Your goal => Search the records below for the string "content", and report each line that contains it.

+++ Data in this exercise +++

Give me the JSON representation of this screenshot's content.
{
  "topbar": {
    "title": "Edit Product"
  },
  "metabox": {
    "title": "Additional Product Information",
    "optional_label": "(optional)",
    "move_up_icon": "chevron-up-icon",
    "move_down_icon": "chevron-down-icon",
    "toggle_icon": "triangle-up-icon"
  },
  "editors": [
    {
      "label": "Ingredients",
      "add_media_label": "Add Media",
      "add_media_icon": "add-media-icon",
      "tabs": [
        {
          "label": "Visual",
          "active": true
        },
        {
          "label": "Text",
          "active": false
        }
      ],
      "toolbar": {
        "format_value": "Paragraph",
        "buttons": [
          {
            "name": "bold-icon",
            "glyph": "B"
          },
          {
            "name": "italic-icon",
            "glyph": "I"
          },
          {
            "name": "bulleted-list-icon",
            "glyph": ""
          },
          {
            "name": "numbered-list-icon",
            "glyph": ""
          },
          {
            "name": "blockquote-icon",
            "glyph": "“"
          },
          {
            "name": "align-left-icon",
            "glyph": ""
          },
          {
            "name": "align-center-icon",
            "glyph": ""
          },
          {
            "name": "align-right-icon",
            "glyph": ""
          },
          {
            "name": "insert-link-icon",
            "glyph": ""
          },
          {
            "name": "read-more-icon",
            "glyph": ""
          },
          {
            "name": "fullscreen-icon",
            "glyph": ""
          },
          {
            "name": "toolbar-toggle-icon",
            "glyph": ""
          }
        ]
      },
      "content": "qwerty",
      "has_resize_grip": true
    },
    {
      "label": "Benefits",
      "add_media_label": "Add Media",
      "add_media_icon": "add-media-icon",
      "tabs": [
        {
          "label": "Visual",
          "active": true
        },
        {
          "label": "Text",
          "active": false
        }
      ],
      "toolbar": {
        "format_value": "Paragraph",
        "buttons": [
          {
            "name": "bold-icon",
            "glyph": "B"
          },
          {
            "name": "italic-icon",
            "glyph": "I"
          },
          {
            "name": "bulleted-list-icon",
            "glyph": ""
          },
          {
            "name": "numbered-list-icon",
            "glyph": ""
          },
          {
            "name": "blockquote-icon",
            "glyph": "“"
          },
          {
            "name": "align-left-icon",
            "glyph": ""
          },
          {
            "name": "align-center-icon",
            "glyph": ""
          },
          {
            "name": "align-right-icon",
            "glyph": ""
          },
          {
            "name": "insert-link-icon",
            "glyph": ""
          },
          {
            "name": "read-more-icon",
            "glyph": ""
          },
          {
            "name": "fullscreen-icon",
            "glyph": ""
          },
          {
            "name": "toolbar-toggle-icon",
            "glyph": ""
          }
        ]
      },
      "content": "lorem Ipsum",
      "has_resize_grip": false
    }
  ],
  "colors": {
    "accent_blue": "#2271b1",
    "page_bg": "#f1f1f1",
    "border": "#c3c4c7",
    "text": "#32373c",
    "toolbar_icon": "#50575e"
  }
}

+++

Response to this exercise =>
Give me the JSON representation of this screenshot's content.
      "content": "qwerty",
      "content": "lorem Ipsum",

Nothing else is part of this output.